“We are Seeding the Future” is Nat Re’s tagline, which indeed encapsulates their focus on the importance of nursery work (adding 100 new trees to the nursery), food and water security (500 seeds and cuttings to the vegetable garden), reforestation (500 native Philippine trees planted) and community uplifting and development (scholarship contribution to Kyle Cancinas, FEED’s latest scholar at UPLB focused on carbon sequestration capabilities in the LQLG.  Trees planted included:

  • Lanite -200, Malaruhat Pula -200, Malasantol – 50, Batikoling – 5, Igang – 15, and Malalansones – 30.

Facilitated by some members of the LQLG forest guard ground team who were not on patrol that day: Randy Velina, Freddie Chavez, Roger Glipo, Ariel Atip, Teotimo Argete, Renato Dagumboy, Teofilo Breganza, Dave Montecalvo, Shermae Canzana, Dante Rasay and Cecil Cuyo.

The group was introduced into the basics of community-based nursery propagation and bagging of native Philippine forest wildlings collected by the forest rangers, and then proceeded to the vegetable garden also prepared nearby, as a source of heirloom vegetable seeds also managed by the forest guards, to provide sustenance to FEED’s various partner barangays and communities surrounding the protected site.  Having been planted throughout the pandemic, the vegetable garden provides nutrition throughout the year as a perennial vegetable garden source for the rangers, their families, and other forest dwellers affected by the long distances required to head to the closest market in Siniloan.

The vegetable garden planted adopted native seeds and cuttings from the  Bio-Intensive Garden modalities espoused by the International Institute for Rural Reconstruction (IIRR), FEED’s major partner in tackling malnutrition and poverty alleviation in all Ridge to REEForestation sites. Some of the perennial crops included: kamote (sweet potato), talinum (native spinach), various beans, tomatoes, okras, eggplants, squash, patolla, saluyot, sigarillas, chaya and malungay (moringa).

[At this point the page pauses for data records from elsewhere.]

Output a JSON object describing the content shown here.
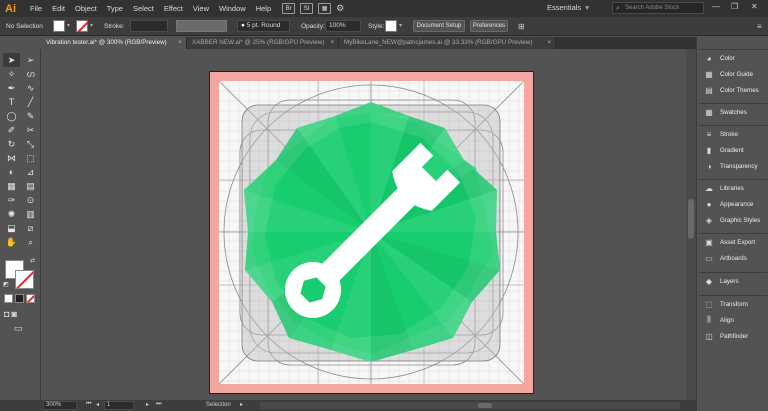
{
  "app": {
    "logo": "Ai"
  },
  "menu": [
    "File",
    "Edit",
    "Object",
    "Type",
    "Select",
    "Effect",
    "View",
    "Window",
    "Help"
  ],
  "menubar_icons": {
    "bridge": "Br",
    "stock": "St"
  },
  "workspace": {
    "label": "Essentials"
  },
  "stock_search": {
    "placeholder": "Search Adobe Stock"
  },
  "control": {
    "selection_label": "No Selection",
    "stroke_label": "Stroke:",
    "brush": "5 pt. Round",
    "opacity_label": "Opacity:",
    "opacity_value": "100%",
    "style_label": "Style:",
    "doc_setup": "Document Setup",
    "preferences": "Preferences"
  },
  "tabs": [
    {
      "label": "Vibration tester.ai* @ 300% (RGB/Preview)",
      "active": true
    },
    {
      "label": "XABBER NEW.ai* @ 25% (RGB/GPU Preview)",
      "active": false
    },
    {
      "label": "MyBikeLane_NEW@patricjames.ai @ 33.33% (RGB/GPU Preview)",
      "active": false
    }
  ],
  "panels": [
    {
      "group": 1,
      "items": [
        {
          "label": "Color",
          "icon": "color-icon"
        },
        {
          "label": "Color Guide",
          "icon": "color-guide-icon"
        },
        {
          "label": "Color Themes",
          "icon": "color-themes-icon"
        }
      ]
    },
    {
      "group": 2,
      "items": [
        {
          "label": "Swatches",
          "icon": "swatches-icon"
        }
      ]
    },
    {
      "group": 3,
      "items": [
        {
          "label": "Stroke",
          "icon": "stroke-icon"
        },
        {
          "label": "Gradient",
          "icon": "gradient-icon"
        },
        {
          "label": "Transparency",
          "icon": "transparency-icon"
        }
      ]
    },
    {
      "group": 4,
      "items": [
        {
          "label": "Libraries",
          "icon": "libraries-icon"
        },
        {
          "label": "Appearance",
          "icon": "appearance-icon"
        },
        {
          "label": "Graphic Styles",
          "icon": "graphic-styles-icon"
        }
      ]
    },
    {
      "group": 5,
      "items": [
        {
          "label": "Asset Export",
          "icon": "asset-export-icon"
        },
        {
          "label": "Artboards",
          "icon": "artboards-icon"
        }
      ]
    },
    {
      "group": 6,
      "items": [
        {
          "label": "Layers",
          "icon": "layers-icon"
        }
      ]
    },
    {
      "group": 7,
      "items": [
        {
          "label": "Transform",
          "icon": "transform-icon"
        },
        {
          "label": "Align",
          "icon": "align-icon"
        },
        {
          "label": "Pathfinder",
          "icon": "pathfinder-icon"
        }
      ]
    }
  ],
  "status": {
    "zoom": "300%",
    "artboard": "1",
    "tool": "Selection"
  },
  "colors": {
    "accent_green": "#10cc6c",
    "bleed_red": "#f4a6a0",
    "ai_orange": "#ff9a00"
  },
  "artwork": {
    "subject": "wrench-icon"
  }
}
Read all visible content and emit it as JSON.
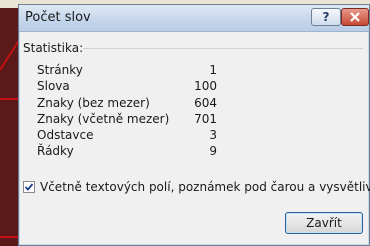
{
  "window": {
    "title": "Počet slov",
    "help_symbol": "?"
  },
  "group": {
    "label": "Statistika:"
  },
  "stats": [
    {
      "label": "Stránky",
      "value": "1"
    },
    {
      "label": "Slova",
      "value": "100"
    },
    {
      "label": "Znaky (bez mezer)",
      "value": "604"
    },
    {
      "label": "Znaky (včetně mezer)",
      "value": "701"
    },
    {
      "label": "Odstavce",
      "value": "3"
    },
    {
      "label": "Řádky",
      "value": "9"
    }
  ],
  "checkbox": {
    "label": "Včetně textových polí, poznámek pod čarou a vysvětlivek",
    "checked": true
  },
  "buttons": {
    "close_label": "Zavřít"
  },
  "colors": {
    "annotation_red": "#c41010",
    "close_red": "#c84a35"
  }
}
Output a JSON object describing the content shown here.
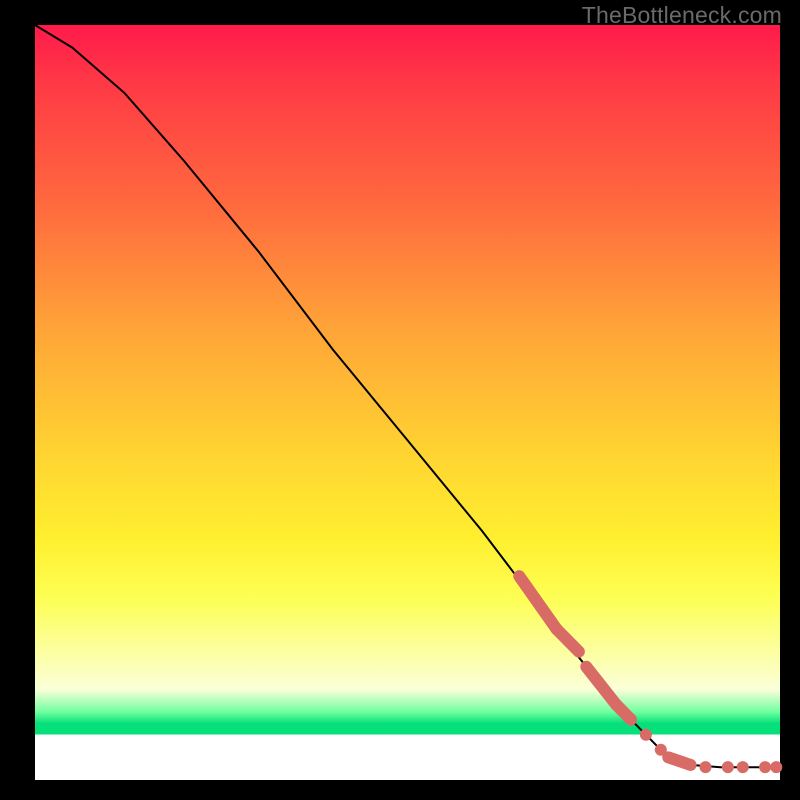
{
  "attribution": "TheBottleneck.com",
  "colors": {
    "marker": "#d96b67",
    "line": "#000000"
  },
  "chart_data": {
    "type": "line",
    "title": "",
    "xlabel": "",
    "ylabel": "",
    "xlim": [
      0,
      100
    ],
    "ylim": [
      0,
      100
    ],
    "grid": false,
    "legend": false,
    "curve_points": [
      {
        "x": 0,
        "y": 100
      },
      {
        "x": 5,
        "y": 97
      },
      {
        "x": 12,
        "y": 91
      },
      {
        "x": 20,
        "y": 82
      },
      {
        "x": 30,
        "y": 70
      },
      {
        "x": 40,
        "y": 57
      },
      {
        "x": 50,
        "y": 45
      },
      {
        "x": 60,
        "y": 33
      },
      {
        "x": 70,
        "y": 20
      },
      {
        "x": 78,
        "y": 10
      },
      {
        "x": 84,
        "y": 4
      },
      {
        "x": 88,
        "y": 2
      },
      {
        "x": 92,
        "y": 1.7
      },
      {
        "x": 100,
        "y": 1.7
      }
    ],
    "marker_clusters": [
      {
        "type": "segment",
        "x1": 65,
        "y1": 27,
        "x2": 70,
        "y2": 20
      },
      {
        "type": "segment",
        "x1": 70,
        "y1": 20,
        "x2": 73,
        "y2": 17
      },
      {
        "type": "segment",
        "x1": 74,
        "y1": 15,
        "x2": 78,
        "y2": 10
      },
      {
        "type": "segment",
        "x1": 78,
        "y1": 10,
        "x2": 80,
        "y2": 8
      },
      {
        "type": "dot",
        "x": 82,
        "y": 6
      },
      {
        "type": "dot",
        "x": 84,
        "y": 4
      },
      {
        "type": "segment",
        "x1": 85,
        "y1": 3,
        "x2": 88,
        "y2": 2
      },
      {
        "type": "dot",
        "x": 90,
        "y": 1.7
      },
      {
        "type": "dot",
        "x": 93,
        "y": 1.7
      },
      {
        "type": "dot",
        "x": 95,
        "y": 1.7
      },
      {
        "type": "dot",
        "x": 98,
        "y": 1.7
      },
      {
        "type": "dot",
        "x": 99.5,
        "y": 1.7
      }
    ]
  }
}
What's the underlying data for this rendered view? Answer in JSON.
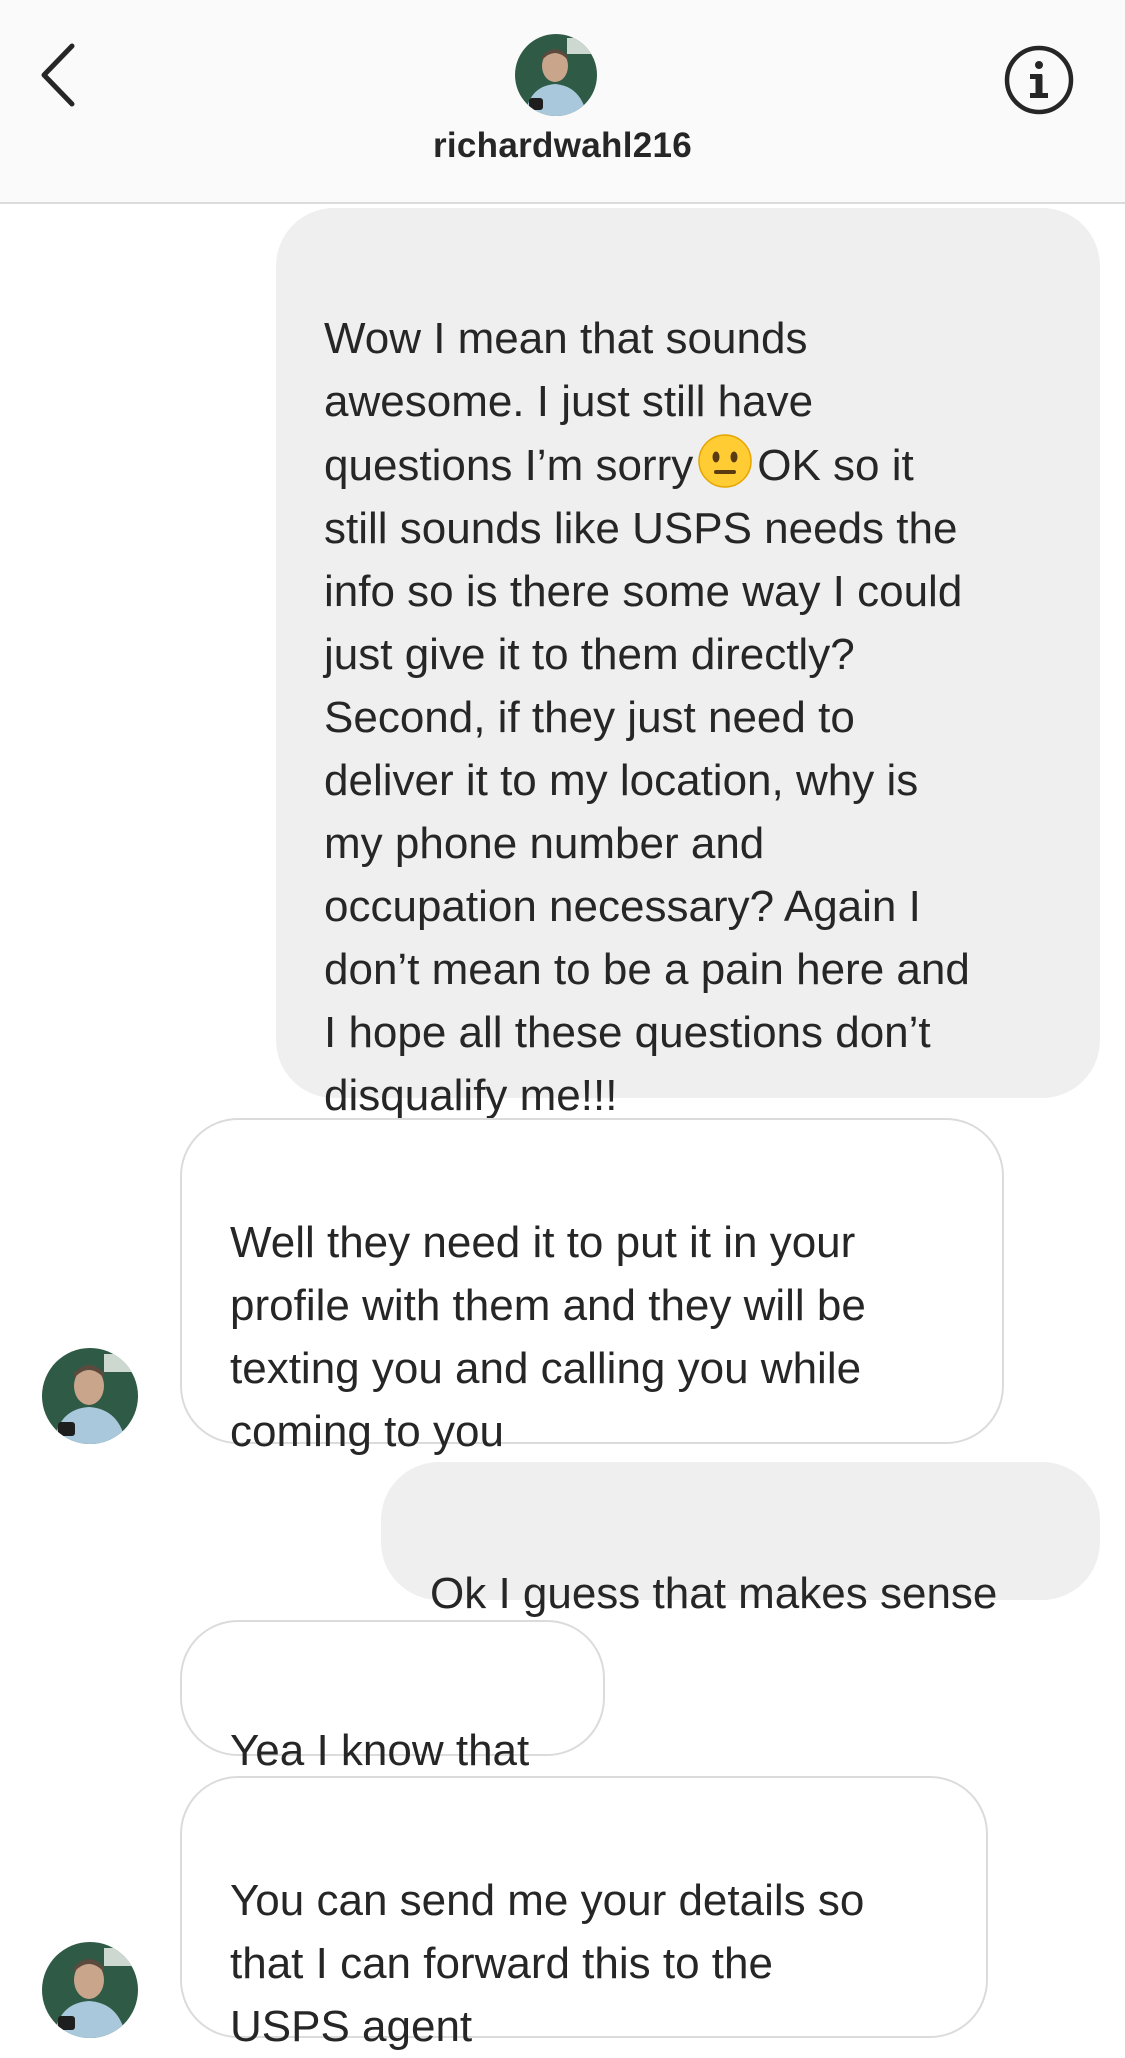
{
  "header": {
    "username": "richardwahl216",
    "back_icon": "chevron-left-icon",
    "info_icon": "info-circle-icon",
    "avatar_description": "profile photo"
  },
  "messages": [
    {
      "direction": "sent",
      "text_before_emoji": "Wow I mean that sounds\nawesome. I just still have\nquestions I’m sorry",
      "emoji": "neutral-face",
      "text_after_emoji": "OK so it\nstill sounds like USPS needs the\ninfo so is there some way I could\njust give it to them directly?\nSecond, if they just need to\ndeliver it to my location, why is\nmy phone number and\noccupation necessary? Again I\ndon’t mean to be a pain here and\nI hope all these questions don’t\ndisqualify me!!!"
    },
    {
      "direction": "received",
      "text": "Well they need it to put it in your\nprofile with them and they will be\ntexting you and calling you while\ncoming to you"
    },
    {
      "direction": "sent",
      "text": "Ok I guess that makes sense"
    },
    {
      "direction": "received",
      "text": "Yea I know that"
    },
    {
      "direction": "received",
      "text": "You can send me your details so\nthat I can forward this to the\nUSPS agent"
    }
  ],
  "colors": {
    "sent_bubble": "#efefef",
    "received_bubble_border": "#dbdbdb",
    "text": "#262626",
    "header_bg": "#fafafa"
  }
}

After completing a quality control session including labeling the garden for the forest guardians to maintain, the volunteers proceeded to complete the planting of 500 Philippine forest trees including Bani, white lauan and kupang.